Path to Observability
Despite having comprehensive logging and tracing mechanisms throughout the notification journey, we had some observability issues specifically related to email delivery.
Relying on an external email service without full visibility into its inner workings can create a black-box scenario. We encountered a situation where a customer reported not receiving a specific email, despite our system indicating that the email was successfully delivered.
To find the root cause, we thoroughly examined the logs at different steps of the notification journey. Our investigation was geared towards understanding whether the problem originated from our system—such as a template rendering failure—or from the external service. After extensive research, we found it was due to SPF (Sender Policy Framework) alignment not being configured, which was quite an obvious issue. Consequently, we collaborated with the Security team to configure the SPF accordingly.
Investigating that issue proved to be exceptionally difficult and made us invest significant effort into improving the observability of our system.
To achieve this, we built a Kibana dashboard to monitor and analyze logs and a Grafana dashboard to monitor cloud resources used for notifications. We also integrated dashboards used by other teams to monitor Kafka resources into our monitoring routine. By using those dashboards, we now have robust tools for monitoring, bug investigation, and ensuring system stability.
Email observability tool
We developed an internal tool specifically designed to improve the observability of our email notification system and gain comprehensive insights into an email’s journey within the email service.
The external email service we are using can be configured to collect a range of events associated with email interactions. These events are really useful for both troubleshooting and Business Intelligence purposes. For example, in the event of a Template Rendering failure, we can use the captured data to identify and address any issues arising from missing or non-compliant variables that may affect the rendering process. On the other hand, events like Open are useful for Business Intelligence purposes because they allow us to better understand how users are interacting with emails.

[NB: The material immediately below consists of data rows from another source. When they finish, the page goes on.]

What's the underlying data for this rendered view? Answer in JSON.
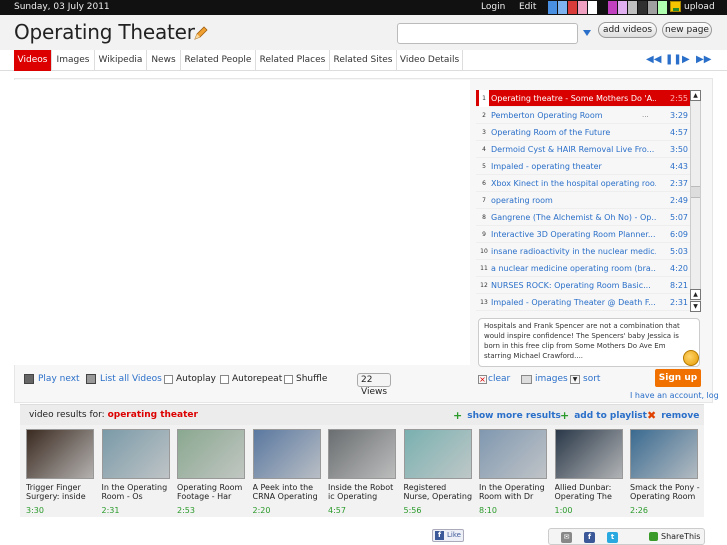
{
  "topbar": {
    "date": "Sunday, 03 July 2011",
    "login": "Login",
    "edit": "Edit",
    "upload": "upload",
    "swatch_colors": [
      "#4a90e2",
      "#7fb3f0",
      "#d93a3a",
      "#f0a0c0",
      "#ffffff",
      "#111111",
      "#c040c0",
      "#e0b0f0",
      "#c0c0c0",
      "#303030",
      "#a0a0a0",
      "#b0ffb0"
    ]
  },
  "header": {
    "title": "Operating Theater",
    "add_videos": "add videos",
    "new_page": "new page",
    "search_value": ""
  },
  "tabs": [
    "Videos",
    "Images",
    "Wikipedia",
    "News",
    "Related People",
    "Related Places",
    "Related Sites",
    "Video Details"
  ],
  "playlist": [
    {
      "n": "1",
      "title": "Operating theatre - Some Mothers Do 'A...",
      "dur": "2:55",
      "active": true
    },
    {
      "n": "2",
      "title": "Pemberton Operating Room",
      "dur": "3:29",
      "dots": true
    },
    {
      "n": "3",
      "title": "Operating Room of the Future",
      "dur": "4:57"
    },
    {
      "n": "4",
      "title": "Dermoid Cyst & HAIR Removal Live Fro...",
      "dur": "3:50"
    },
    {
      "n": "5",
      "title": "Impaled - operating theater",
      "dur": "4:43"
    },
    {
      "n": "6",
      "title": "Xbox Kinect in the hospital operating roo...",
      "dur": "2:37"
    },
    {
      "n": "7",
      "title": "operating room",
      "dur": "2:49"
    },
    {
      "n": "8",
      "title": "Gangrene (The Alchemist & Oh No) - Op...",
      "dur": "5:07"
    },
    {
      "n": "9",
      "title": "Interactive 3D Operating Room Planner...",
      "dur": "6:09"
    },
    {
      "n": "10",
      "title": "insane radioactivity in the nuclear medic...",
      "dur": "5:03"
    },
    {
      "n": "11",
      "title": "a nuclear medicine operating room (bra...",
      "dur": "4:20"
    },
    {
      "n": "12",
      "title": "NURSES ROCK: Operating Room Basic...",
      "dur": "8:21"
    },
    {
      "n": "13",
      "title": "Impaled - Operating Theater @ Death F...",
      "dur": "2:31"
    }
  ],
  "description": "Hospitals and Frank Spencer are not a combination that would inspire confidence! The Spencers' baby Jessica is born in this free clip from Some Mothers Do Ave Em starring Michael Crawford....",
  "controls": {
    "play_next": "Play next",
    "list_all": "List all Videos",
    "autoplay": "Autoplay",
    "autorepeat": "Autorepeat",
    "shuffle": "Shuffle",
    "views": "22 Views"
  },
  "sortbar": {
    "clear": "clear",
    "images": "images",
    "sort": "sort"
  },
  "signup": "Sign up",
  "account": "I have an account, log",
  "results": {
    "label": "video results for: ",
    "term": "operating theater",
    "show_more": "show more results",
    "add_playlist": "add to playlist",
    "remove": "remove"
  },
  "thumbs": [
    {
      "title": "Trigger Finger Surgery: inside",
      "dur": "3:30",
      "color": "#3a2a20"
    },
    {
      "title": "In the Operating Room - Os",
      "dur": "2:31",
      "color": "#7a9aa8"
    },
    {
      "title": "Operating Room Footage - Har",
      "dur": "2:53",
      "color": "#8aa890"
    },
    {
      "title": "A Peek into the CRNA Operating",
      "dur": "2:20",
      "color": "#5a78a0"
    },
    {
      "title": "Inside the Robot ic Operating",
      "dur": "4:57",
      "color": "#6a6e70"
    },
    {
      "title": "Registered Nurse, Operating",
      "dur": "5:56",
      "color": "#7ab0b0"
    },
    {
      "title": "In the Operating Room with Dr",
      "dur": "8:10",
      "color": "#8098b0"
    },
    {
      "title": "Allied Dunbar: Operating The",
      "dur": "1:00",
      "color": "#2a3848"
    },
    {
      "title": "Smack the Pony - Operating Room",
      "dur": "2:26",
      "color": "#3a6a90"
    }
  ],
  "social": {
    "like": "Like",
    "share": "ShareThis"
  }
}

This tool enables us to capture events generated by our cloud provider’s email service granting us visibility into the complete lifecycle of an email once it reaches this service.
To do so, we are consuming events from the email service every minute, logging and storing the metadata associated with it in an SQL database. As a result, when troubleshooting email issues, we can leverage both Kibana and our database to query and access relevant information efficiently.
Our journey to building a robust and reliable notification system has been filled with significant challenges and valuable lessons. Throughout this blog post, we provided an overview of our notification system and discussed the challenges we faced along the way and how we solved them.
By addressing our scalability challenges and improving the observability of our notification system, we effectively mitigated user frustration and instilled greater trust in our solution.
We still have a lot of interesting work to do to make it more robust, reliable, and flexible. Here are some projects we have on our roadmap:
Developing a fallback mechanism to ensure uninterrupted delivery of notifications even in challenging scenarios such as system failures or crashes
Achieving near real-time delivery with notifications reaching customers in less than a minute
Our journey has taught us the importance of scalability, observability, and continuous improvement. We hope that the lessons we learned along the way will give you a good idea of how to build a notification system at scale and how to make it more reliable.